Priyam Jhudele, student at National Law Institute University, writes on different models of liability for artificial intelligence entities.

Abstract
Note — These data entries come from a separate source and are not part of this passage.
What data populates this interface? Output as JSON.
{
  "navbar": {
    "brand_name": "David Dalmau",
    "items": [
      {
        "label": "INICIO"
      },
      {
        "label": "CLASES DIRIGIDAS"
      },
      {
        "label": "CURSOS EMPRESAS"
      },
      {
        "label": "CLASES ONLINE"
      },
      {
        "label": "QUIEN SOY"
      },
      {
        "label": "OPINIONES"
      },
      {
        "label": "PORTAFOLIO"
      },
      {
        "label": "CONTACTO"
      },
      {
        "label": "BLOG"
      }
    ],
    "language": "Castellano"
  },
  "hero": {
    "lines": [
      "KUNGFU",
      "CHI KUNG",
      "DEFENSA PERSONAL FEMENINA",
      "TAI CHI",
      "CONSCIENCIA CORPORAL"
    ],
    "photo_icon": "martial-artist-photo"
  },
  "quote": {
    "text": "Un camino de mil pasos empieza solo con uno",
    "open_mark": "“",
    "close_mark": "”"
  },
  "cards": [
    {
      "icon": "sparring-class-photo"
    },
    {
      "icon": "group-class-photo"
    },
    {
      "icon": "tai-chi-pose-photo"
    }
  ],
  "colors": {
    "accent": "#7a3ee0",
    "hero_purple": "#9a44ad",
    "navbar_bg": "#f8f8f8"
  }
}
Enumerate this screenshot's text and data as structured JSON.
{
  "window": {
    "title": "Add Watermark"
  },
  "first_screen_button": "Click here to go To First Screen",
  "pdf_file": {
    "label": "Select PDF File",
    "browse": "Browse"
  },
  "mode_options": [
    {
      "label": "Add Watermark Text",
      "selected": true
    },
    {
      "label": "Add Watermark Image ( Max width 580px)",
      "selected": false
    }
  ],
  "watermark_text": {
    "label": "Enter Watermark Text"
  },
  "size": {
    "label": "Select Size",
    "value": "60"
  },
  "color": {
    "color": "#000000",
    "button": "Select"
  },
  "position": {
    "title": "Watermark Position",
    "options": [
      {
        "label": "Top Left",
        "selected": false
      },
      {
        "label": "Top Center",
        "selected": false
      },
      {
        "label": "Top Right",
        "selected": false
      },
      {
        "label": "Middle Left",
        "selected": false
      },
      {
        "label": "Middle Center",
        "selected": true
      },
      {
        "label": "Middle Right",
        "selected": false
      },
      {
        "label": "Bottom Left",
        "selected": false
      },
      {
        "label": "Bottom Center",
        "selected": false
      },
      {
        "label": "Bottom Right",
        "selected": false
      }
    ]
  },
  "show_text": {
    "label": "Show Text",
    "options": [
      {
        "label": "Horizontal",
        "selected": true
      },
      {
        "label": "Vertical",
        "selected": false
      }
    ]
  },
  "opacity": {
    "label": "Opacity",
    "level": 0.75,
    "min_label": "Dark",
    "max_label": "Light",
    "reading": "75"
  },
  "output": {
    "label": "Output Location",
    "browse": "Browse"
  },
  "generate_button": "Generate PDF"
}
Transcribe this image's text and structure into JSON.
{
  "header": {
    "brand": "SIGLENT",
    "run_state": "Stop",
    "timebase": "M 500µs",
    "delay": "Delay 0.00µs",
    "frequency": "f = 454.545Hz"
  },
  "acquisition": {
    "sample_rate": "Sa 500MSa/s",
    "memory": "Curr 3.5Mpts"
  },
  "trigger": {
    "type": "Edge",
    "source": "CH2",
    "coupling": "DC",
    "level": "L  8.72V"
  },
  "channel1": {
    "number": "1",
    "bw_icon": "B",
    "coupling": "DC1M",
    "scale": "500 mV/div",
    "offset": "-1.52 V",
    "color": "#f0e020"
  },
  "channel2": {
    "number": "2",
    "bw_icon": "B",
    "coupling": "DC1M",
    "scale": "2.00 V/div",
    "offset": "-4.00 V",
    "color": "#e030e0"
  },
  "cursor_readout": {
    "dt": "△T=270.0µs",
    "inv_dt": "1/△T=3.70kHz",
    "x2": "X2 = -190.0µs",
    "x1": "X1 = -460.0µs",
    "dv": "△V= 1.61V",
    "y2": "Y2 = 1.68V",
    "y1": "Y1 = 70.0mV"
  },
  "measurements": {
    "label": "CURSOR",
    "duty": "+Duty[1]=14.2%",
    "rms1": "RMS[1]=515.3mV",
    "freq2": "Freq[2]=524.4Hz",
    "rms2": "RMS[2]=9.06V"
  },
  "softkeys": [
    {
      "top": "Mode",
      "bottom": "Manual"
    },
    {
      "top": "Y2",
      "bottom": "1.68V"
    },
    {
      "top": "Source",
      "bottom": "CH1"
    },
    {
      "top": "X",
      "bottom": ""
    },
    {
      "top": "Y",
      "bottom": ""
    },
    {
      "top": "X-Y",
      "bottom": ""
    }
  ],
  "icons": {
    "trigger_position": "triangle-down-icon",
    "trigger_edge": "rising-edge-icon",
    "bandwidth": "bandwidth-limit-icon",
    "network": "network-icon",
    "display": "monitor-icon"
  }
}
Humans have taken giant strides in the field of robotics in recent years. From self-driving cars to interactive software like Siri, terrific progress has been made. However, as we move forward towards smarter machines, machines that can think and react, we need to be wary of the threat they pose to mankind. This is the reason why renowned experts like Stephen Hawking and Elon Musk have expressed their concern over the increasing use of artificial intelligence. Moreover, the cases of robots committing crimes are on the rise, whether those crimes are committed directly or indirectly. We cannot impose liability for a crime committed by an intelligent thinking machine on a human merely because he programmed it. We need to devise a system of liability for punishing the intelligent machines which can think on their own. Thus, this paper proposes three models of liability under which artificially intelligent entities can be punished. It also proposes tests which can be used for determining their intelligence and the appropriate punishments which can be given to such entities. It also suggests changes which can be brought about in the Indian law to bring such entities under the purview of law.